JEFF: Most great startups begin that way. They have a passion for their innovation and it draws people in. But once a company matures, it becomes more conservative and the first things to go are marketing and innovation. It would rather do what it has always done in hopes of getting what it always got. Satisfying investors, employees, and customers is a lot safer than delighting them.

 

GINGER: We’re fortunate that our company has such a strong commitment to innovation. Ten years ago, Hasso Plattner, one of the founders of SAP, admitted we had lost the desire to innovate and he took the company in a new direction. He began by creating two new institutions, The “Stanford d.school” and “The School of Design Thinking” at the Hasso Platter Institute at the University of Pottsdam in Germany. Both of these schools are dedicated to teaching the process of innovation.

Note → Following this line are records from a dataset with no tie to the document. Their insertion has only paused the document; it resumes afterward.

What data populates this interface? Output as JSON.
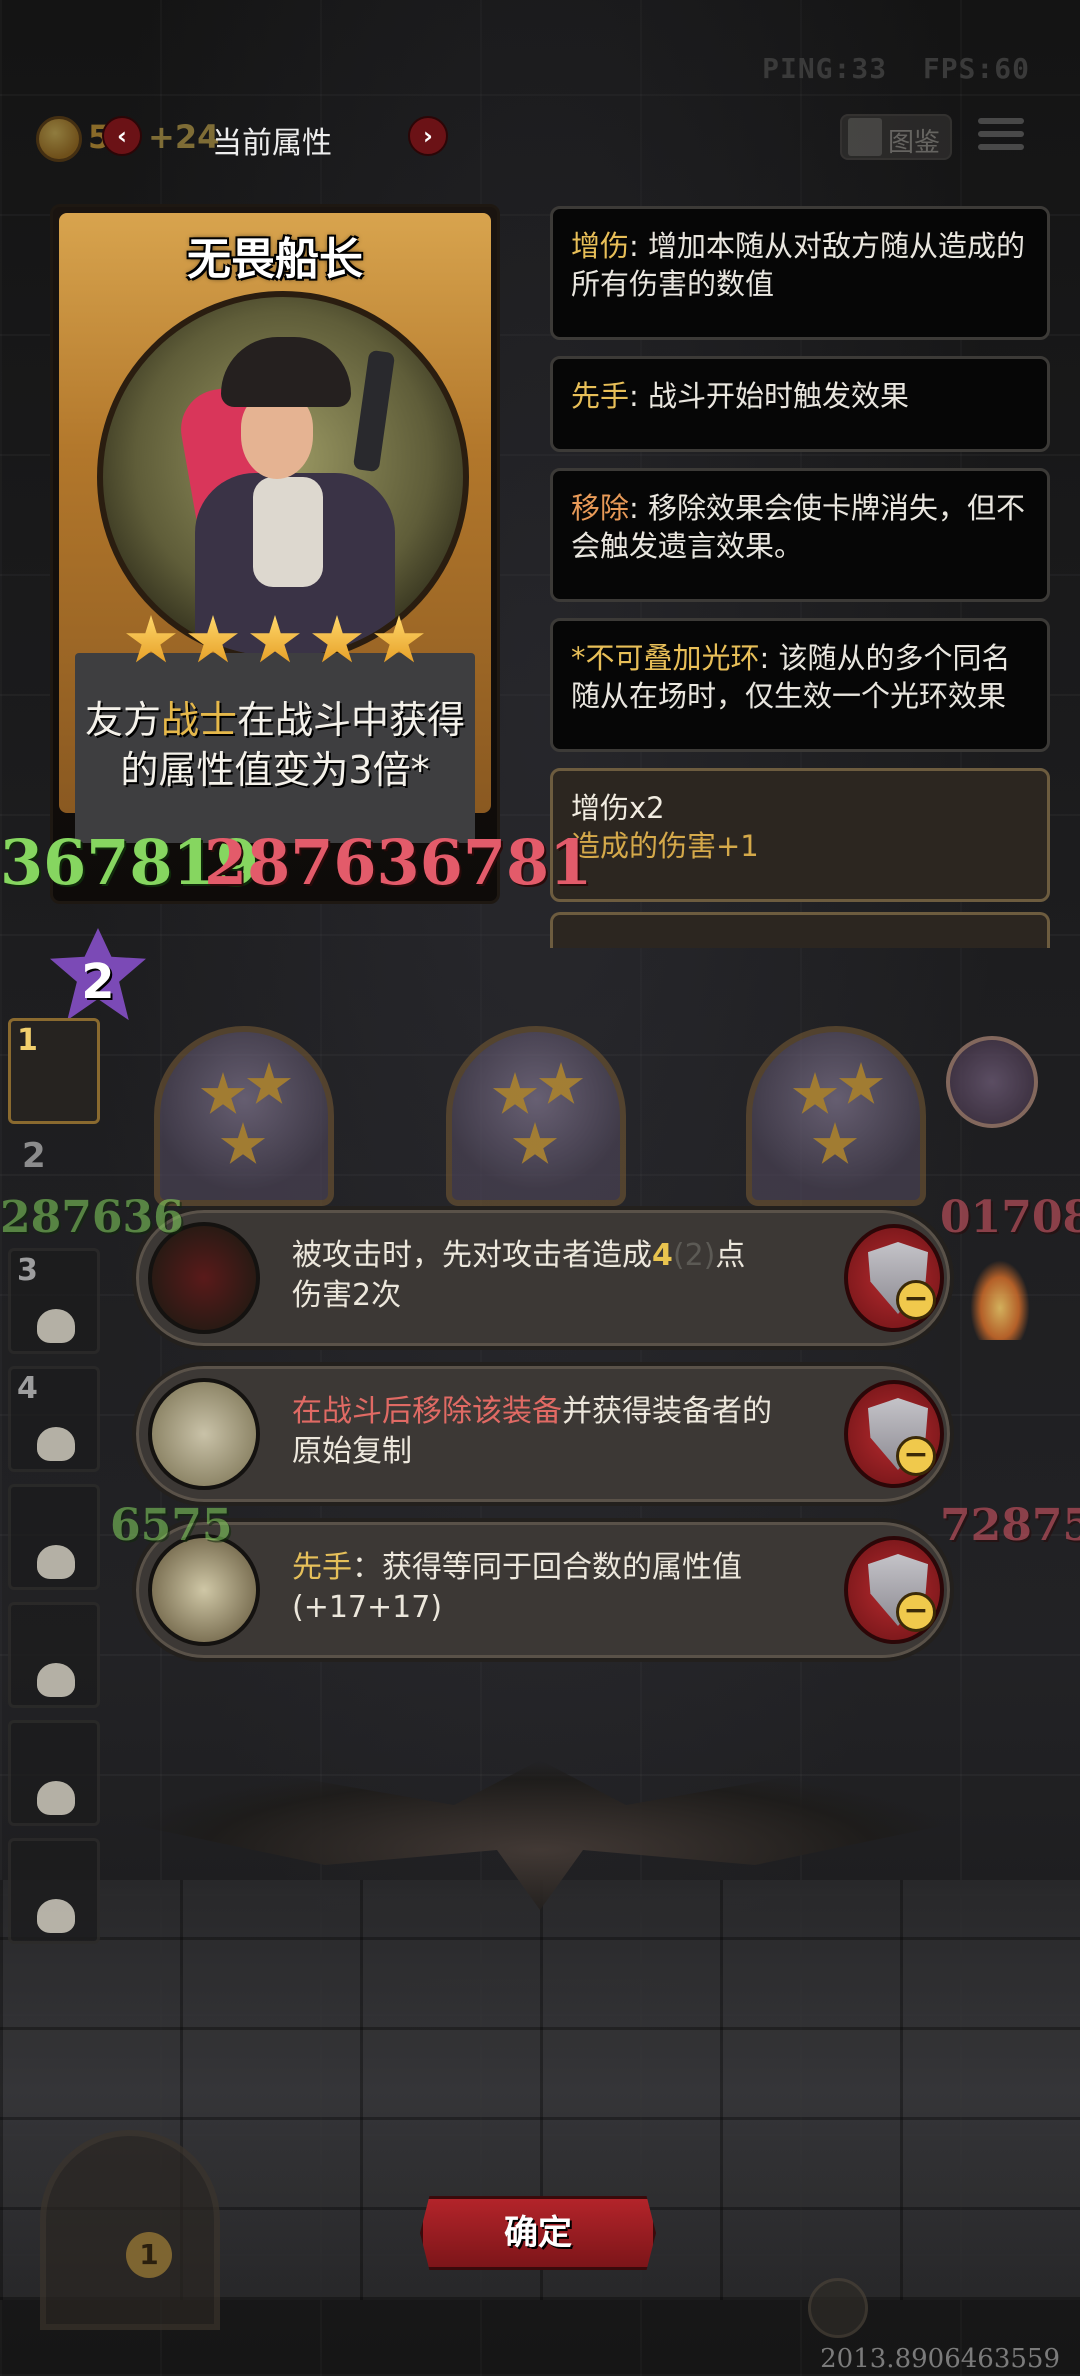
{
  "hud": {
    "ping": "PING:33",
    "fps": "FPS:60",
    "coins": "5",
    "coin_gain": "+24",
    "attr_title": "当前属性",
    "prev_icon": "chevron-left-icon",
    "next_icon": "chevron-right-icon",
    "codex_label": "图鉴",
    "menu_icon": "hamburger-menu-icon"
  },
  "card": {
    "name": "无畏船长",
    "stars": 5,
    "desc_pre": "友方",
    "desc_hl": "战士",
    "desc_post": "在战斗中获得",
    "desc_line2": "的属性值变为3倍*"
  },
  "floating_numbers": {
    "card_left": "367819",
    "card_mid": "287636781",
    "row_left": "287636",
    "row_right": "01708",
    "row2": "6575",
    "row2_right": "72875"
  },
  "keywords": [
    {
      "key": "增伤",
      "sep": ": ",
      "text": "增加本随从对敌方随从造成的所有伤害的数值"
    },
    {
      "key": "先手",
      "sep": ": ",
      "text": "战斗开始时触发效果"
    },
    {
      "key": "移除",
      "sep": ": ",
      "text": "移除效果会使卡牌消失，但不会触发遗言效果。"
    },
    {
      "key": "*不可叠加光环",
      "sep": ": ",
      "text": "该随从的多个同名随从在场时，仅生效一个光环效果"
    }
  ],
  "buff": {
    "line1": "增伤x2",
    "line2": "造成的伤害+1"
  },
  "board": {
    "round": "2",
    "slots": [
      "1",
      "2",
      "3",
      "4",
      "",
      "",
      "",
      ""
    ]
  },
  "equipment": [
    {
      "icon": "red-hood-icon",
      "seg1": "被攻击时，先对攻击者造成",
      "seg2": "4",
      "seg3": "(2)",
      "seg4": "点",
      "line2": "伤害2次"
    },
    {
      "icon": "quill-scroll-icon",
      "seg_red": "在战斗后移除该装备",
      "seg_rest": "并获得装备者的",
      "line2": "原始复制"
    },
    {
      "icon": "hourglass-icon",
      "key": "先手",
      "seg_rest": "：获得等同于回合数的属性值",
      "line2": "(+17+17)"
    }
  ],
  "remove_icon": "shield-minus-icon",
  "confirm_label": "确定",
  "door_coin": "1",
  "bottom_value": "2013.8906463559",
  "colors": {
    "accent_gold": "#e8bf58",
    "accent_red": "#b3242a",
    "card_frame": "#b2772b",
    "highlight_red_text": "#e06a64"
  }
}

JEFF: Plattner was then able to apply the lessons learned there to not only create new product innovations at SAP but also to innovate the way our company does business – including innovative marketing.

 

GINGER: Now, we can leverage these lessons to help our customers become more innovative and successful, helping the world to run better.

JEFF: These blogs are part of that. If we can share with our customers how to innovate their marketing, it’s great for us in the long run. Throughout the series, we’ll discuss how marketing innovation works in principle, and more specifically how we achieved it. We hope you’ll all stay with us. If you’re up for checking out some of the innovative things Ginger and I’ve done, tune into our radio drama, Searching for Salaì, on Apple/iTunes, StitcherCastbox, or whatever platform you prefer. Then think about the innovative ways you use technology in your everyday life.

Searching for Sali Podcast

GINGER: Thanks for reading! Please leave a comment below. We’d love to hear from you.

 


About Ginger Shimp

With more than 20 years’ experience in marketing, Ginger Shimp has been with SAP since 2004. She has won numerous awards and honors at SAP, including being designated “Top Talent” for two consecutive years. Not only is she a Professional Certified Marketer with the American Marketing Association, but she's also earned her Connoisseur's Certificate in California Reds from the Chicago Wine School. She holds a bachelor's degree in journalism from the University of San Francisco, and an MBA in marketing and managerial economics from the Kellogg Graduate School of Management at Northwestern University. Personally, Ginger is the proud mother of a precocious son and happy wife of one of YouTube's 10 EDU Gurus, Ed Shimp.

Jeff Janiszewski

About Jeff Janiszewski

Jeff Janiszewski is an SAP award-winning B2B marketeer with a proven track record of designing, implementing demand generation and pipeline strategies that generate sales across a diverse range of industries and solutions.